**PROBLEM DETAILS**
Set down each entry exactly as it stands, without altering a single character.
####
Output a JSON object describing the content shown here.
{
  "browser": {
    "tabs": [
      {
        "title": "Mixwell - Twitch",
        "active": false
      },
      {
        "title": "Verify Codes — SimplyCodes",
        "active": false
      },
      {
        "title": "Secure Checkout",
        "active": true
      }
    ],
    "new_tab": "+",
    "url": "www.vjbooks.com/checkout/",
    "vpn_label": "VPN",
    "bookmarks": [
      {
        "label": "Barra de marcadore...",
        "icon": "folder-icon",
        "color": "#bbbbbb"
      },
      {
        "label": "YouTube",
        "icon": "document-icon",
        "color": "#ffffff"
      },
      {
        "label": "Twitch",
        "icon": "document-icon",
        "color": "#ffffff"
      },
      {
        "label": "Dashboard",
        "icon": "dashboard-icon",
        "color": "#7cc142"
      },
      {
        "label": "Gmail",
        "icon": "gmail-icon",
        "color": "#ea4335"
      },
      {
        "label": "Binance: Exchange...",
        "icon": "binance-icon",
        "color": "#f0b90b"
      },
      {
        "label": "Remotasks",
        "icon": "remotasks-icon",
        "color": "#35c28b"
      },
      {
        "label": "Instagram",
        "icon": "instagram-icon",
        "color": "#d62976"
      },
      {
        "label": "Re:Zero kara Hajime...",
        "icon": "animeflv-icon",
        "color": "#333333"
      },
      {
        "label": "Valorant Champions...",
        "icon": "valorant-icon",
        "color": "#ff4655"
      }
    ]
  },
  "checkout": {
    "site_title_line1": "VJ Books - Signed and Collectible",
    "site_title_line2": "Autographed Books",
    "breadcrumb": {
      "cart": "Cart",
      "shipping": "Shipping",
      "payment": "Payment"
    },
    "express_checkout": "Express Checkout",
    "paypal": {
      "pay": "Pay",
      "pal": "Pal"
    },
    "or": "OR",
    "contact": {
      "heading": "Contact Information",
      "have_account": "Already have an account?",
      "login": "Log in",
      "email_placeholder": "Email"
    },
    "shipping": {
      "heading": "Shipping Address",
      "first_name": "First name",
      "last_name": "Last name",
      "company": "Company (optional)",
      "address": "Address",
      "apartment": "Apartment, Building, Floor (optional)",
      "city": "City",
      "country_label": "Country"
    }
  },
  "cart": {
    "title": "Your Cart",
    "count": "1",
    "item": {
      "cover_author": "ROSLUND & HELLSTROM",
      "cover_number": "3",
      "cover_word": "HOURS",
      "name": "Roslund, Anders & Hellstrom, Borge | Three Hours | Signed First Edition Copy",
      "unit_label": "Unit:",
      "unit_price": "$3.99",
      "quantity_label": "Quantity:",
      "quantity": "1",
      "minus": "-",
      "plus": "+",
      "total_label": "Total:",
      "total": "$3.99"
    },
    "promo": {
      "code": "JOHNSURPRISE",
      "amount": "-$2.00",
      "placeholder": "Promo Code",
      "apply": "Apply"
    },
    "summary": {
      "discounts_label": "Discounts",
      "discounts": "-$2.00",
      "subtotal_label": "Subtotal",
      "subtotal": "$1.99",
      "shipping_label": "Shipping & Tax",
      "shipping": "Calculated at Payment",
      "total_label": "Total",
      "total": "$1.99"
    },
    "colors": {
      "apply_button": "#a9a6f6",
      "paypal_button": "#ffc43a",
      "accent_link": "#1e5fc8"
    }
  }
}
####
**ANSWER BOX**
Output a JSON object describing the content shown here.
{
  "browser": {
    "tabs": [
      {
        "title": "Mixwell - Twitch",
        "active": false
      },
      {
        "title": "Verify Codes — SimplyCodes",
        "active": false
      },
      {
        "title": "Secure Checkout",
        "active": true
      }
    ],
    "new_tab": "+",
    "url": "www.vjbooks.com/checkout/",
    "vpn_label": "VPN",
    "bookmarks": [
      {
        "label": "Barra de marcadore...",
        "icon": "folder-icon",
        "color": "#bbbbbb"
      },
      {
        "label": "YouTube",
        "icon": "document-icon",
        "color": "#ffffff"
      },
      {
        "label": "Twitch",
        "icon": "document-icon",
        "color": "#ffffff"
      },
      {
        "label": "Dashboard",
        "icon": "dashboard-icon",
        "color": "#7cc142"
      },
      {
        "label": "Gmail",
        "icon": "gmail-icon",
        "color": "#ea4335"
      },
      {
        "label": "Binance: Exchange...",
        "icon": "binance-icon",
        "color": "#f0b90b"
      },
      {
        "label": "Remotasks",
        "icon": "remotasks-icon",
        "color": "#35c28b"
      },
      {
        "label": "Instagram",
        "icon": "instagram-icon",
        "color": "#d62976"
      },
      {
        "label": "Re:Zero kara Hajime...",
        "icon": "animeflv-icon",
        "color": "#333333"
      },
      {
        "label": "Valorant Champions...",
        "icon": "valorant-icon",
        "color": "#ff4655"
      }
    ]
  },
  "checkout": {
    "site_title_line1": "VJ Books - Signed and Collectible",
    "site_title_line2": "Autographed Books",
    "breadcrumb": {
      "cart": "Cart",
      "shipping": "Shipping",
      "payment": "Payment"
    },
    "express_checkout": "Express Checkout",
    "paypal": {
      "pay": "Pay",
      "pal": "Pal"
    },
    "or": "OR",
    "contact": {
      "heading": "Contact Information",
      "have_account": "Already have an account?",
      "login": "Log in",
      "email_placeholder": "Email"
    },
    "shipping": {
      "heading": "Shipping Address",
      "first_name": "First name",
      "last_name": "Last name",
      "company": "Company (optional)",
      "address": "Address",
      "apartment": "Apartment, Building, Floor (optional)",
      "city": "City",
      "country_label": "Country"
    }
  },
  "cart": {
    "title": "Your Cart",
    "count": "1",
    "item": {
      "cover_author": "ROSLUND & HELLSTROM",
      "cover_number": "3",
      "cover_word": "HOURS",
      "name": "Roslund, Anders & Hellstrom, Borge | Three Hours | Signed First Edition Copy",
      "unit_label": "Unit:",
      "unit_price": "$3.99",
      "quantity_label": "Quantity:",
      "quantity": "1",
      "minus": "-",
      "plus": "+",
      "total_label": "Total:",
      "total": "$3.99"
    },
    "promo": {
      "code": "JOHNSURPRISE",
      "amount": "-$2.00",
      "placeholder": "Promo Code",
      "apply": "Apply"
    },
    "summary": {
      "discounts_label": "Discounts",
      "discounts": "-$2.00",
      "subtotal_label": "Subtotal",
      "subtotal": "$1.99",
      "shipping_label": "Shipping & Tax",
      "shipping": "Calculated at Payment",
      "total_label": "Total",
      "total": "$1.99"
    },
    "colors": {
      "apply_button": "#a9a6f6",
      "paypal_button": "#ffc43a",
      "accent_link": "#1e5fc8"
    }
  }
}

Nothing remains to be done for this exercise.